(SUPPLIED MATERIAL Opens)

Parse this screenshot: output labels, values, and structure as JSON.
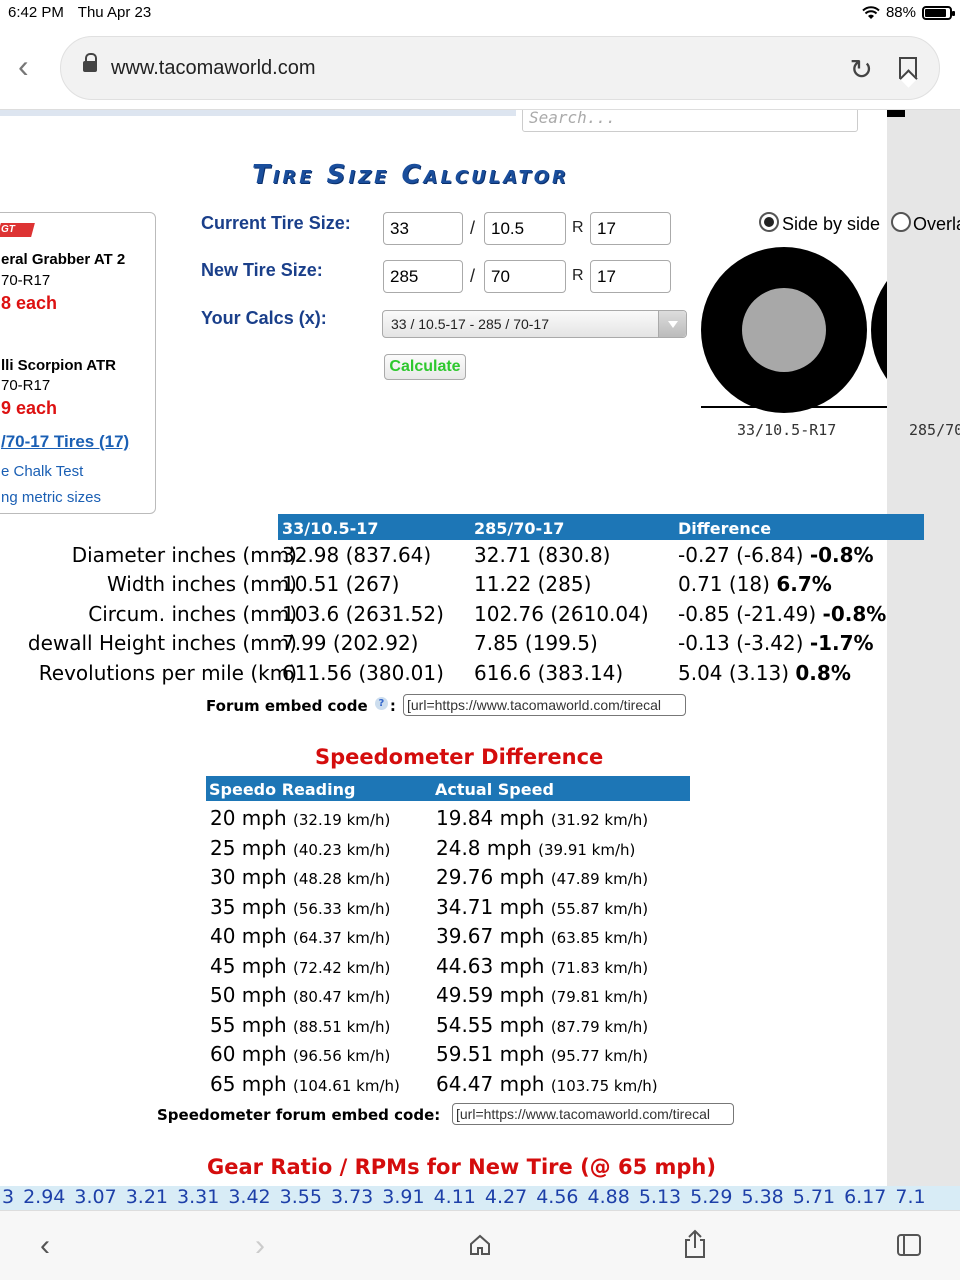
{
  "status": {
    "time": "6:42 PM",
    "date": "Thu Apr 23",
    "battery": "88%",
    "battery_level": 0.88
  },
  "browser": {
    "url": "www.tacomaworld.com"
  },
  "page": {
    "search_placeholder": "Search...",
    "title": "Tire Size Calculator",
    "ad": {
      "logo": "GT",
      "item1_name": "eral Grabber AT 2",
      "item1_size": "70-R17",
      "item1_price": "8 each",
      "item2_name": "lli Scorpion ATR",
      "item2_size": "70-R17",
      "item2_price": "9 each",
      "tires_link": "/70-17 Tires (17)",
      "chalk_link": "e Chalk Test",
      "metric_link": "ng metric sizes"
    },
    "form": {
      "current_label": "Current Tire Size:",
      "new_label": "New Tire Size:",
      "calcs_label": "Your Calcs (x):",
      "current": {
        "a": "33",
        "b": "10.5",
        "c": "17"
      },
      "new": {
        "a": "285",
        "b": "70",
        "c": "17"
      },
      "slash": "/",
      "r": "R",
      "calcs_value": "33 / 10.5-17 - 285 / 70-17",
      "calculate_label": "Calculate"
    },
    "view": {
      "side_label": "Side by side",
      "overlay_label": "Overla",
      "tire1_label": "33/10.5-R17",
      "tire2_label": "285/70"
    },
    "results": {
      "headers": [
        "33/10.5-17",
        "285/70-17",
        "Difference"
      ],
      "rows": [
        {
          "label": "Diameter inches (mm)",
          "a": "32.98 (837.64)",
          "b": "32.71 (830.8)",
          "diff": "-0.27 (-6.84)",
          "pct": "-0.8%"
        },
        {
          "label": "Width inches (mm)",
          "a": "10.51 (267)",
          "b": "11.22 (285)",
          "diff": "0.71 (18)",
          "pct": "6.7%"
        },
        {
          "label": "Circum. inches (mm)",
          "a": "103.6 (2631.52)",
          "b": "102.76 (2610.04)",
          "diff": "-0.85 (-21.49)",
          "pct": "-0.8%"
        },
        {
          "label": "dewall Height inches (mm)",
          "a": "7.99 (202.92)",
          "b": "7.85 (199.5)",
          "diff": "-0.13 (-3.42)",
          "pct": "-1.7%"
        },
        {
          "label": "Revolutions per mile (km)",
          "a": "611.56 (380.01)",
          "b": "616.6 (383.14)",
          "diff": "5.04 (3.13)",
          "pct": "0.8%"
        }
      ],
      "embed_label": "Forum embed code",
      "embed_help": "?",
      "embed_colon": ":",
      "embed_value": "[url=https://www.tacomaworld.com/tirecal"
    },
    "speedo": {
      "title": "Speedometer Difference",
      "headers": [
        "Speedo Reading",
        "Actual Speed"
      ],
      "rows": [
        {
          "r": "20 mph",
          "rk": "(32.19 km/h)",
          "a": "19.84 mph",
          "ak": "(31.92 km/h)"
        },
        {
          "r": "25 mph",
          "rk": "(40.23 km/h)",
          "a": "24.8 mph",
          "ak": "(39.91 km/h)"
        },
        {
          "r": "30 mph",
          "rk": "(48.28 km/h)",
          "a": "29.76 mph",
          "ak": "(47.89 km/h)"
        },
        {
          "r": "35 mph",
          "rk": "(56.33 km/h)",
          "a": "34.71 mph",
          "ak": "(55.87 km/h)"
        },
        {
          "r": "40 mph",
          "rk": "(64.37 km/h)",
          "a": "39.67 mph",
          "ak": "(63.85 km/h)"
        },
        {
          "r": "45 mph",
          "rk": "(72.42 km/h)",
          "a": "44.63 mph",
          "ak": "(71.83 km/h)"
        },
        {
          "r": "50 mph",
          "rk": "(80.47 km/h)",
          "a": "49.59 mph",
          "ak": "(79.81 km/h)"
        },
        {
          "r": "55 mph",
          "rk": "(88.51 km/h)",
          "a": "54.55 mph",
          "ak": "(87.79 km/h)"
        },
        {
          "r": "60 mph",
          "rk": "(96.56 km/h)",
          "a": "59.51 mph",
          "ak": "(95.77 km/h)"
        },
        {
          "r": "65 mph",
          "rk": "(104.61 km/h)",
          "a": "64.47 mph",
          "ak": "(103.75 km/h)"
        }
      ],
      "embed_label": "Speedometer forum embed code:",
      "embed_value": "[url=https://www.tacomaworld.com/tirecal"
    },
    "gear": {
      "title": "Gear Ratio / RPMs for New Tire (@ 65 mph)",
      "ratios": [
        "3",
        "2.94",
        "3.07",
        "3.21",
        "3.31",
        "3.42",
        "3.55",
        "3.73",
        "3.91",
        "4.11",
        "4.27",
        "4.56",
        "4.88",
        "5.13",
        "5.29",
        "5.38",
        "5.71",
        "6.17",
        "7.1"
      ]
    }
  },
  "icons": {
    "back": "chevron-left-icon",
    "forward": "chevron-right-icon",
    "home": "home-icon",
    "share": "share-icon",
    "tabs": "tabs-icon",
    "reload": "reload-icon",
    "bookmark": "bookmark-icon",
    "lock": "lock-icon"
  }
}
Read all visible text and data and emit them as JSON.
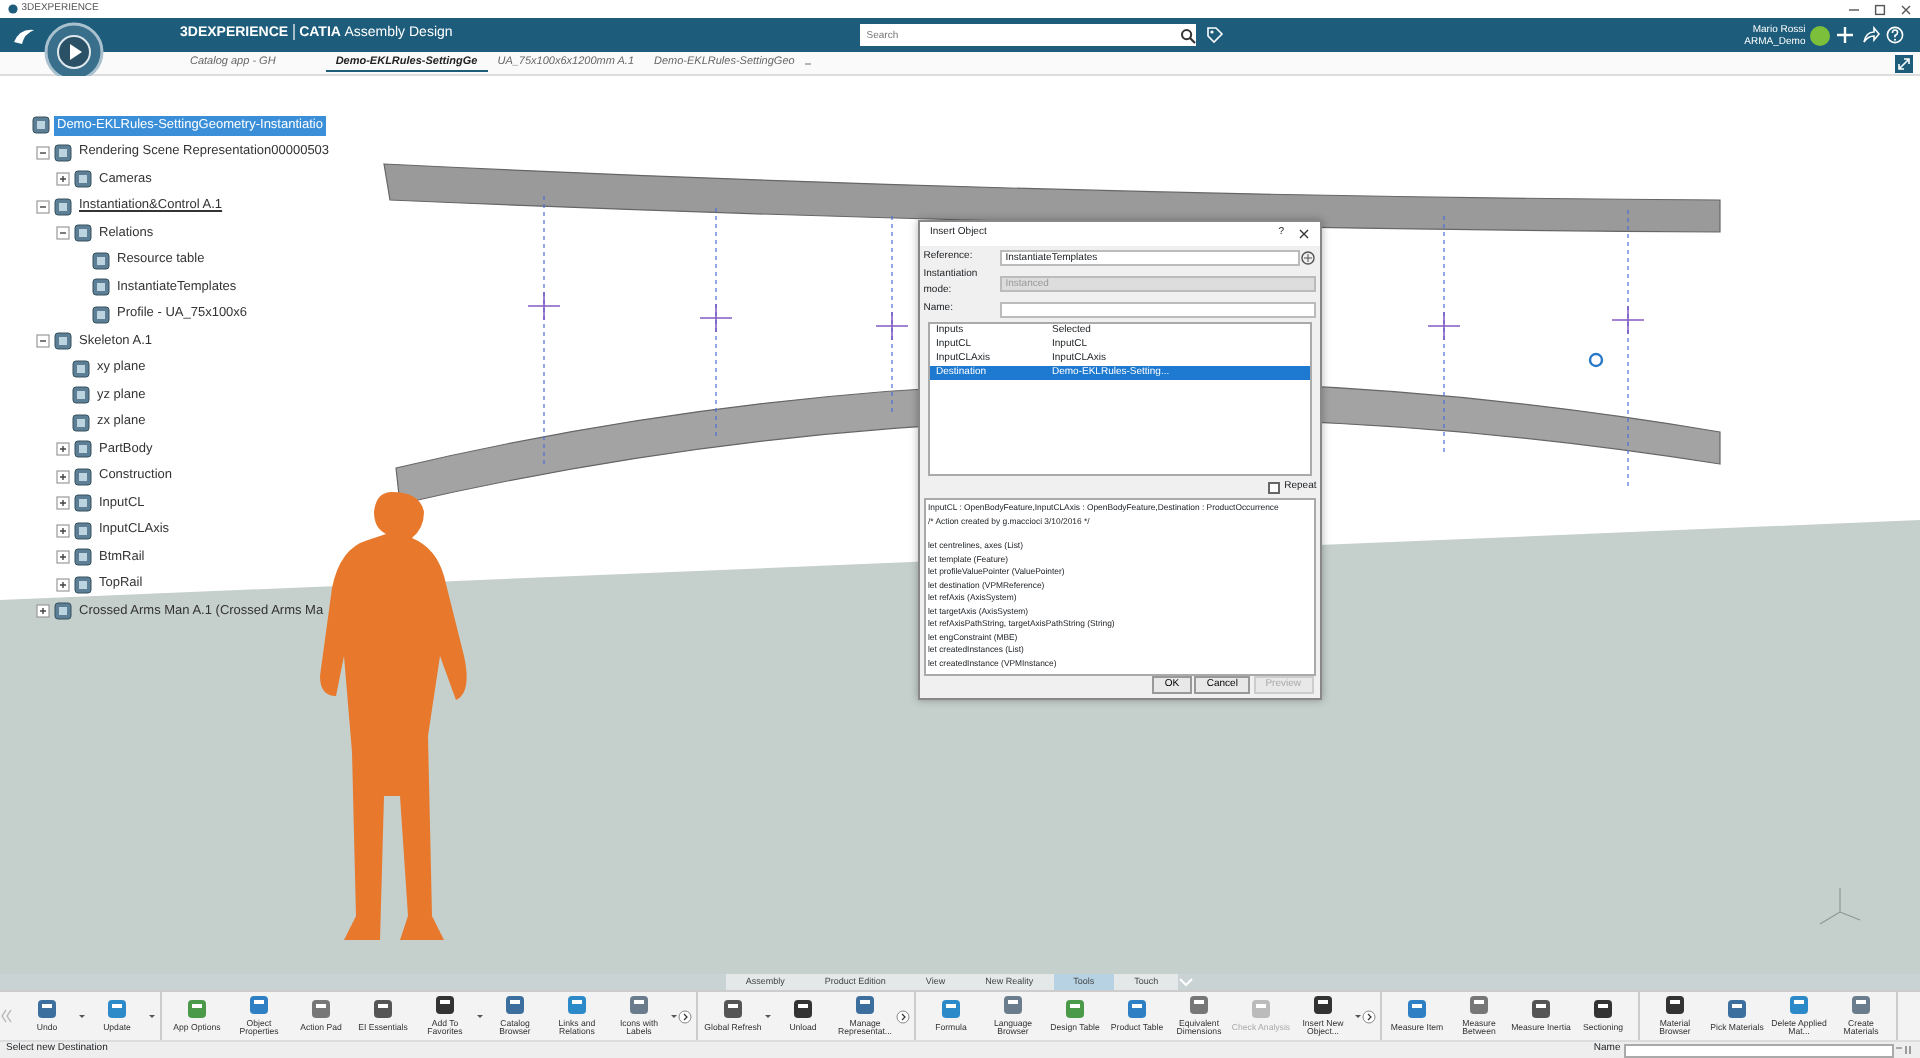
{
  "window": {
    "title": "3DEXPERIENCE"
  },
  "header": {
    "brand": "3DEXPERIENCE",
    "product": "CATIA",
    "app": "Assembly Design",
    "search": {
      "placeholder": "Search"
    },
    "user": {
      "name": "Mario Rossi",
      "workspace": "ARMA_Demo"
    }
  },
  "document_tabs": [
    {
      "label": "Catalog app - GH",
      "selected": false
    },
    {
      "label": "Demo-EKLRules-SettingGe",
      "selected": true
    },
    {
      "label": "UA_75x100x6x1200mm A.1",
      "selected": false
    },
    {
      "label": "Demo-EKLRules-SettingGeo",
      "selected": false
    }
  ],
  "tree": {
    "label": "Demo-EKLRules-SettingGeometry-Instantiatio",
    "selected": true,
    "active": false,
    "children": [
      {
        "label": "Rendering Scene Representation00000503",
        "expanded": true,
        "selected": false,
        "active": false,
        "children": [
          {
            "label": "Cameras",
            "expanded": false,
            "selected": false,
            "active": false
          }
        ]
      },
      {
        "label": "Instantiation&Control A.1",
        "expanded": true,
        "selected": false,
        "active": true,
        "children": [
          {
            "label": "Relations",
            "expanded": true,
            "selected": false,
            "active": false,
            "children": [
              {
                "label": "Resource table",
                "selected": false,
                "active": false
              },
              {
                "label": "InstantiateTemplates",
                "selected": false,
                "active": false
              },
              {
                "label": "Profile - UA_75x100x6",
                "selected": false,
                "active": false
              }
            ]
          }
        ]
      },
      {
        "label": "Skeleton A.1",
        "expanded": true,
        "selected": false,
        "active": false,
        "children": [
          {
            "label": "xy plane",
            "selected": false,
            "active": false
          },
          {
            "label": "yz plane",
            "selected": false,
            "active": false
          },
          {
            "label": "zx plane",
            "selected": false,
            "active": false
          },
          {
            "label": "PartBody",
            "expanded": false,
            "selected": false,
            "active": false
          },
          {
            "label": "Construction",
            "expanded": false,
            "selected": false,
            "active": false
          },
          {
            "label": "InputCL",
            "expanded": false,
            "selected": false,
            "active": false
          },
          {
            "label": "InputCLAxis",
            "expanded": false,
            "selected": false,
            "active": false
          },
          {
            "label": "BtmRail",
            "expanded": false,
            "selected": false,
            "active": false
          },
          {
            "label": "TopRail",
            "expanded": false,
            "selected": false,
            "active": false
          }
        ]
      },
      {
        "label": "Crossed Arms Man A.1 (Crossed Arms Ma",
        "expanded": false,
        "selected": false,
        "active": false
      }
    ]
  },
  "dialog": {
    "title": "Insert Object",
    "help": "?",
    "fields": [
      {
        "label": "Reference:",
        "value": "InstantiateTemplates",
        "disabled": false
      },
      {
        "label": "Instantiation mode:",
        "value": "Instanced",
        "disabled": true
      },
      {
        "label": "Name:",
        "disabled": false
      }
    ],
    "table": {
      "columns": [
        "Inputs",
        "Selected"
      ],
      "rows": [
        {
          "cells": [
            "InputCL",
            "InputCL"
          ],
          "selected": false
        },
        {
          "cells": [
            "InputCLAxis",
            "InputCLAxis"
          ],
          "selected": false
        },
        {
          "cells": [
            "Destination",
            "Demo-EKLRules-Setting..."
          ],
          "selected": true
        }
      ]
    },
    "repeat": {
      "label": "Repeat",
      "checked": false
    },
    "code_header": "InputCL : OpenBodyFeature,InputCLAxis : OpenBodyFeature,Destination : ProductOccurrence",
    "code_lines": [
      "/* Action created by g.maccioci 3/10/2016 */",
      "let centrelines, axes (List)",
      "let template (Feature)",
      "let profileValuePointer (ValuePointer)",
      "let destination (VPMReference)",
      "let refAxis (AxisSystem)",
      "let targetAxis (AxisSystem)",
      "let refAxisPathString, targetAxisPathString (String)",
      "let engConstraint (MBE)",
      "let createdInstances (List)",
      "let createdInstance (VPMInstance)"
    ],
    "buttons": [
      {
        "label": "OK",
        "disabled": false
      },
      {
        "label": "Cancel",
        "disabled": false
      },
      {
        "label": "Preview",
        "disabled": true
      }
    ]
  },
  "section_tabs": [
    {
      "label": "Assembly",
      "selected": false
    },
    {
      "label": "Product Edition",
      "selected": false
    },
    {
      "label": "View",
      "selected": false
    },
    {
      "label": "New Reality",
      "selected": false
    },
    {
      "label": "Tools",
      "selected": true
    },
    {
      "label": "Touch",
      "selected": false
    }
  ],
  "toolbar": [
    {
      "more": false,
      "items": [
        {
          "label": "Undo",
          "dropdown": true,
          "disabled": false
        },
        {
          "label": "Update",
          "dropdown": true,
          "disabled": false
        }
      ]
    },
    {
      "more": true,
      "items": [
        {
          "label": "App Options",
          "dropdown": false,
          "disabled": false
        },
        {
          "label": "Object Properties",
          "dropdown": false,
          "disabled": false
        },
        {
          "label": "Action Pad",
          "dropdown": false,
          "disabled": false
        },
        {
          "label": "EI Essentials",
          "dropdown": false,
          "disabled": false
        },
        {
          "label": "Add To Favorites",
          "dropdown": true,
          "disabled": false
        },
        {
          "label": "Catalog Browser",
          "dropdown": false,
          "disabled": false
        },
        {
          "label": "Links and Relations",
          "dropdown": false,
          "disabled": false
        },
        {
          "label": "Icons with Labels",
          "dropdown": true,
          "disabled": false
        }
      ]
    },
    {
      "more": true,
      "items": [
        {
          "label": "Global Refresh",
          "dropdown": true,
          "disabled": false
        },
        {
          "label": "Unload",
          "dropdown": false,
          "disabled": false
        },
        {
          "label": "Manage Representat...",
          "dropdown": false,
          "disabled": false
        }
      ]
    },
    {
      "more": true,
      "items": [
        {
          "label": "Formula",
          "dropdown": false,
          "disabled": false
        },
        {
          "label": "Language Browser",
          "dropdown": false,
          "disabled": false
        },
        {
          "label": "Design Table",
          "dropdown": false,
          "disabled": false
        },
        {
          "label": "Product Table",
          "dropdown": false,
          "disabled": false
        },
        {
          "label": "Equivalent Dimensions",
          "dropdown": false,
          "disabled": false
        },
        {
          "label": "Check Analysis",
          "dropdown": false,
          "disabled": true
        },
        {
          "label": "Insert New Object...",
          "dropdown": true,
          "disabled": false
        }
      ]
    },
    {
      "more": false,
      "items": [
        {
          "label": "Measure Item",
          "dropdown": false,
          "disabled": false
        },
        {
          "label": "Measure Between",
          "dropdown": false,
          "disabled": false
        },
        {
          "label": "Measure Inertia",
          "dropdown": false,
          "disabled": false
        },
        {
          "label": "Sectioning",
          "dropdown": false,
          "disabled": false
        }
      ]
    },
    {
      "more": false,
      "items": [
        {
          "label": "Material Browser",
          "dropdown": false,
          "disabled": false
        },
        {
          "label": "Pick Materials",
          "dropdown": false,
          "disabled": false
        },
        {
          "label": "Delete Applied Mat...",
          "dropdown": false,
          "disabled": false
        },
        {
          "label": "Create Materials",
          "dropdown": false,
          "disabled": false
        }
      ]
    }
  ],
  "status_bar": {
    "message": "Select new Destination",
    "name_label": "Name"
  }
}
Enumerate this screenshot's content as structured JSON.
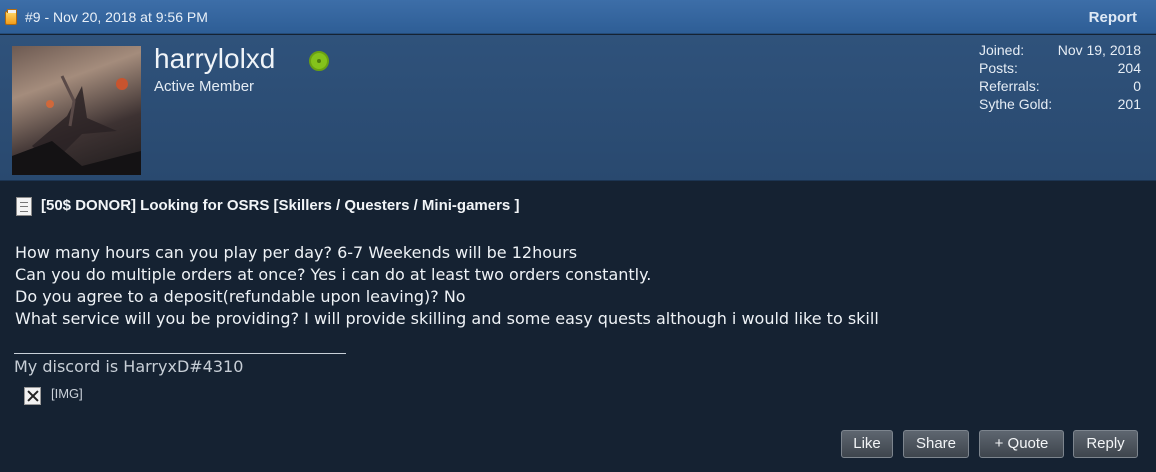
{
  "post": {
    "meta": "#9 - Nov 20, 2018 at 9:56 PM",
    "report_label": "Report"
  },
  "user": {
    "name": "harrylolxd",
    "title": "Active Member",
    "online_color": "#84c21b",
    "stats": [
      {
        "label": "Joined:",
        "value": "Nov 19, 2018"
      },
      {
        "label": "Posts:",
        "value": "204"
      },
      {
        "label": "Referrals:",
        "value": "0"
      },
      {
        "label": "Sythe Gold:",
        "value": "201"
      }
    ]
  },
  "content": {
    "thread_title": "[50$ DONOR] Looking for OSRS [Skillers / Questers / Mini-gamers ]",
    "lines": [
      "How many hours can you play per day? 6-7 Weekends will be 12hours",
      "Can you do multiple orders at once? Yes i can do at least two orders constantly.",
      "Do you agree to a deposit(refundable upon leaving)? No",
      "What service will you be providing? I will provide skilling and some easy quests although i would like to skill"
    ],
    "signature": "My discord is HarryxD#4310",
    "broken_image_label": "[IMG]"
  },
  "actions": {
    "like": "Like",
    "share": "Share",
    "quote": "+ Quote",
    "reply": "Reply"
  },
  "colors": {
    "topbar": "#3d6ea8",
    "userbar": "#2f527b",
    "background": "#152232"
  }
}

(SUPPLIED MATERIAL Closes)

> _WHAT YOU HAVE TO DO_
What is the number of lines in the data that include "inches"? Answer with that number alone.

> _EXERCISE RESULT_
4